Task objective
Using the material that follows, identify and copy each line with the string "price".

#### The records ####

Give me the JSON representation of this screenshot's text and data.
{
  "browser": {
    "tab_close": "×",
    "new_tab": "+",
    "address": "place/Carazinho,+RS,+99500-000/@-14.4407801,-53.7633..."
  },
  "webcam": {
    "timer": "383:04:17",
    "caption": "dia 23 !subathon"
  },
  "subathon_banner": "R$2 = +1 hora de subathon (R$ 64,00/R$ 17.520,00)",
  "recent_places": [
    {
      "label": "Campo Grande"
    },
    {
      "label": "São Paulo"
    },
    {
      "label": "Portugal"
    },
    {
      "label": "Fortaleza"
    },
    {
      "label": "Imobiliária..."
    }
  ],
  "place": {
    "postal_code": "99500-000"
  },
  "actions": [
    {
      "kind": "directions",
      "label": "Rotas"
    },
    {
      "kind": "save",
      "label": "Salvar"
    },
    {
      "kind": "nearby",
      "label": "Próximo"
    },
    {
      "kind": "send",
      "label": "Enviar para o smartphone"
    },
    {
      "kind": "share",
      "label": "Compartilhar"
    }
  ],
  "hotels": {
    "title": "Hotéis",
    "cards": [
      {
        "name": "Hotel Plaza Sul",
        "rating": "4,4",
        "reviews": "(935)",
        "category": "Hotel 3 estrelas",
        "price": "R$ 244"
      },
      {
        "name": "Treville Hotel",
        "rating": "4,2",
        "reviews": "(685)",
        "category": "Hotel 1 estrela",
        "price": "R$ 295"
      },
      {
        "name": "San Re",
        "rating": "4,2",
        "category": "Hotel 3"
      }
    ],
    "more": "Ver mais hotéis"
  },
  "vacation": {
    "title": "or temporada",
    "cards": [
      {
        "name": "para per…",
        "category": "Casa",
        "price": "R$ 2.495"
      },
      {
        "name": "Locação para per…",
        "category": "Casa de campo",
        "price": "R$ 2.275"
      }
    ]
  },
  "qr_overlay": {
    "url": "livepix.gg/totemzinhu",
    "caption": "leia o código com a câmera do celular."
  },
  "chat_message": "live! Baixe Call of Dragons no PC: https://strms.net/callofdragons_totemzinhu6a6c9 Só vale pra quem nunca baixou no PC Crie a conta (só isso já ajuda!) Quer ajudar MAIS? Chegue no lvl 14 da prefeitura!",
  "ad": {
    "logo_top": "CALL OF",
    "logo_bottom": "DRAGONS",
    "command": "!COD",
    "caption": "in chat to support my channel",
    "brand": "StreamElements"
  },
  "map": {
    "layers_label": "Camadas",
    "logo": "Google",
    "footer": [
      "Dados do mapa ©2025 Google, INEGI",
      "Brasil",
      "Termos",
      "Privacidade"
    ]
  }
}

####

Answer to this exercise
        "price": "R$ 244"
        "price": "R$ 295"
        "price": "R$ 2.495"
        "price": "R$ 2.275"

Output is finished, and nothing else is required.